spiritual person – which she was. What they chose not to view was what a really canny political person she was. She worked her model and fed it into the British health care system. It took her decades to get where she was. Some people here just wanted to see just the feel good stories – the spiritual model – and not do all the grinding work that Saunders did.
Joel: What was the difference between your initial vision of hospice and what happened to that once you started realizing the reality?
Carol: I don’t know that I had a vision other than people not dying in needless pain and isolation. I thought the doctors, nurses, and social workers would figure that out. The more I sat with them and went to workshops with them I realized that they were on the right track. What we would have all liked to have seen was hospice centers with home- like settings that could take 8 or 12 patients and less restriction on inpatient care to augment a strong home care component. That would have been the ideal – and it still is in some ways. But most hospices have found absolutely no way to finance this. I have forgot-ten the exact figures but when we figured the initial Medicare rates, the assumption was about a 60- day stay. The rate worked out at that because all the intensive expense in the first 1 or 2 weeks was then mellowed out in a relatively calm period before the intense expense of the last weeks. The average stay at that point turned out to be something like 27 days and the median was worse – something like 19 or 21 days. So, the whole model was off. From the beginning, the federal government said “You all have come forth as volunteers, you sold this to us as having a very strong community volunteer aspect to it. Well, then, you have to prove that this is true. This can’t be just another fund- raising, expensive, hospital program.” That’s what the regulations limiting inpatient care and for the volunteer component were all about. Existing programs couldn’t just tack on one volun-teer and say, “Look. We have volunteers, we are a hospice.” The fed-eral government also assumed that you were going to do community fundraising – it was going to be cost effective for them. That’s the whole balance. Of course, the overhead in the hospital, especially if the step down is not in your favor, can be egregious. But they have the population base. Home care overhead is probably more reason-able but you don’t have the population base. You don’t have the hos-pital to draw on unless they’re really referring to you appropriately. Many were not, especially if they had their own home care programs to refer patients to.

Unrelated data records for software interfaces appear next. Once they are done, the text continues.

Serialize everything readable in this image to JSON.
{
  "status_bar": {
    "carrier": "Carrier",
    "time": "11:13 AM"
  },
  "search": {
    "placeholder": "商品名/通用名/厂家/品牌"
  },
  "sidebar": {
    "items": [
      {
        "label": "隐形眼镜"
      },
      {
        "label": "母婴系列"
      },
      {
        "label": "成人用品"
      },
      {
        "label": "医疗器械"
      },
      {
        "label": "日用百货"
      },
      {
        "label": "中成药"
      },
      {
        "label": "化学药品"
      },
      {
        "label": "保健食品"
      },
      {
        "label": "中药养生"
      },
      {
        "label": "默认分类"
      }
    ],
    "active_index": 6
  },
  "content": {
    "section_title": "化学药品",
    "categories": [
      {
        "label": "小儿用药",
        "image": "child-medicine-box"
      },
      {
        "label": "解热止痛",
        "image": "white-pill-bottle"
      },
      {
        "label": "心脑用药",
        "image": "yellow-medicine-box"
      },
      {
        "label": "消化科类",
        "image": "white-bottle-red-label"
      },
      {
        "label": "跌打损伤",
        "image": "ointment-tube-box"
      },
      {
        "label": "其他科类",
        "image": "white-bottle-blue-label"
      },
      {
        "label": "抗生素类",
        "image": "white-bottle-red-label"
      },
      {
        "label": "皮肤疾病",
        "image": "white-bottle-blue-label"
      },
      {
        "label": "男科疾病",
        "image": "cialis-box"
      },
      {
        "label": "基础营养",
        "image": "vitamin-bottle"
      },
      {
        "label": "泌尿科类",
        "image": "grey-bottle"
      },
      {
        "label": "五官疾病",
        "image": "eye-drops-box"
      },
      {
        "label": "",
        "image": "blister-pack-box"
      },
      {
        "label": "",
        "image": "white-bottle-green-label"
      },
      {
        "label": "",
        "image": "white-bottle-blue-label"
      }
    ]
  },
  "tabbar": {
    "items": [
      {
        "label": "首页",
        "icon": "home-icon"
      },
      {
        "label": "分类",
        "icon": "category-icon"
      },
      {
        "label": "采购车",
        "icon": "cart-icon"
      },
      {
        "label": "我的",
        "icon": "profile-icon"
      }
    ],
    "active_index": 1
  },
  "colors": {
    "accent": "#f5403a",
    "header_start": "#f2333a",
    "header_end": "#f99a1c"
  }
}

Chapter 1 Hospice: History and Philosophy 21
Joel: From your perspective, what are the current challenges facing the hospice movement?

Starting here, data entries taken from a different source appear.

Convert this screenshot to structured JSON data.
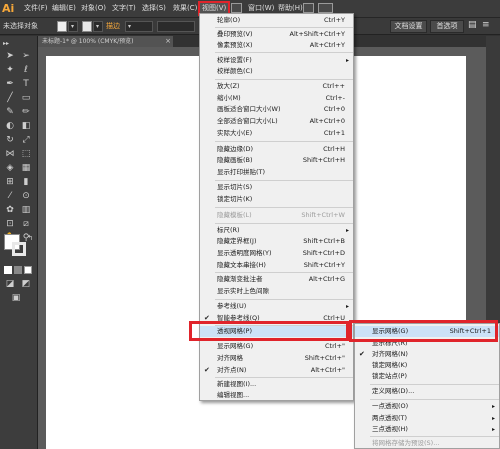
{
  "app_logo": "Ai",
  "menubar": {
    "items": [
      "文件(F)",
      "编辑(E)",
      "对象(O)",
      "文字(T)",
      "选择(S)",
      "效果(C)",
      "视图(V)",
      "窗口(W)",
      "帮助(H)"
    ]
  },
  "control_bar": {
    "selection_status": "未选择对象",
    "stroke_label": "描边",
    "doc_setup": "文档设置",
    "preferences": "首选项"
  },
  "doc_tab": {
    "title": "未标题-1* @ 100% (CMYK/预览)",
    "close": "×"
  },
  "view_menu": {
    "items": [
      {
        "label": "轮廓(O)",
        "shortcut": "Ctrl+Y"
      },
      {
        "label": "叠印预览(V)",
        "shortcut": "Alt+Shift+Ctrl+Y"
      },
      {
        "label": "像素预览(X)",
        "shortcut": "Alt+Ctrl+Y"
      },
      {
        "label": "校样设置(F)",
        "arrow": "▸"
      },
      {
        "label": "校样颜色(C)"
      },
      {
        "label": "放大(Z)",
        "shortcut": "Ctrl++"
      },
      {
        "label": "缩小(M)",
        "shortcut": "Ctrl+-"
      },
      {
        "label": "画板适合窗口大小(W)",
        "shortcut": "Ctrl+0"
      },
      {
        "label": "全部适合窗口大小(L)",
        "shortcut": "Alt+Ctrl+0"
      },
      {
        "label": "实际大小(E)",
        "shortcut": "Ctrl+1"
      },
      {
        "label": "隐藏边缘(D)",
        "shortcut": "Ctrl+H"
      },
      {
        "label": "隐藏画板(B)",
        "shortcut": "Shift+Ctrl+H"
      },
      {
        "label": "显示打印拼贴(T)"
      },
      {
        "label": "显示切片(S)"
      },
      {
        "label": "锁定切片(K)"
      },
      {
        "label": "隐藏模板(L)",
        "shortcut": "Shift+Ctrl+W",
        "disabled": true
      },
      {
        "label": "标尺(R)",
        "arrow": "▸"
      },
      {
        "label": "隐藏定界框(J)",
        "shortcut": "Shift+Ctrl+B"
      },
      {
        "label": "显示透明度网格(Y)",
        "shortcut": "Shift+Ctrl+D"
      },
      {
        "label": "隐藏文本串接(H)",
        "shortcut": "Shift+Ctrl+Y"
      },
      {
        "label": "隐藏渐变批注者",
        "shortcut": "Alt+Ctrl+G"
      },
      {
        "label": "显示实时上色间隙"
      },
      {
        "label": "参考线(U)",
        "arrow": "▸"
      },
      {
        "label": "智能参考线(Q)",
        "shortcut": "Ctrl+U",
        "checked": true
      },
      {
        "label": "透视网格(P)",
        "arrow": "▸"
      },
      {
        "label": "显示网格(G)",
        "shortcut": "Ctrl+\""
      },
      {
        "label": "对齐网格",
        "shortcut": "Shift+Ctrl+\""
      },
      {
        "label": "对齐点(N)",
        "shortcut": "Alt+Ctrl+\""
      },
      {
        "label": "新建视图(I)..."
      },
      {
        "label": "编辑视图..."
      }
    ]
  },
  "persp_submenu": {
    "items": [
      {
        "label": "显示网格(G)",
        "shortcut": "Shift+Ctrl+1"
      },
      {
        "label": "显示标尺(R)"
      },
      {
        "label": "对齐网格(N)",
        "checked": true
      },
      {
        "label": "锁定网格(K)"
      },
      {
        "label": "锁定站点(P)"
      },
      {
        "label": "定义网格(D)..."
      },
      {
        "label": "一点透视(O)",
        "arrow": "▸"
      },
      {
        "label": "两点透视(T)",
        "arrow": "▸"
      },
      {
        "label": "三点透视(H)",
        "arrow": "▸"
      },
      {
        "label": "将网格存储为预设(S)...",
        "disabled": true
      }
    ]
  },
  "colors": {
    "highlight_red": "#e0242b",
    "menu_hover": "#cce2f7",
    "logo_orange": "#f7a83a"
  }
}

Carol: I haven’t been following it closely but I think that it is the same tug and pull. It’s not the spiritual- minded founding mothers anymore. It is more of a business- like approach. But I don’t think that’s an alto-gether bad thing – you’re more likely to stay afloat. Zelda Foster was the first president of NYSHA. Two years ago, HPCANYS was having an anniversary and she was invited to go, as was I. My impression was there was more of a division between the program leaders (the CEOs, the financial people) and the nurses, social workers, etc. The ideal in the beginning was this very close knit team all pulling in the same direction. While professionalizing the organizations was necessary, it sadly went back to a more traditional health care model in many cases, especially as the larger programs grew. The admin-istration and the line people became very separate. Maybe that was inevitable, but it’s too bad.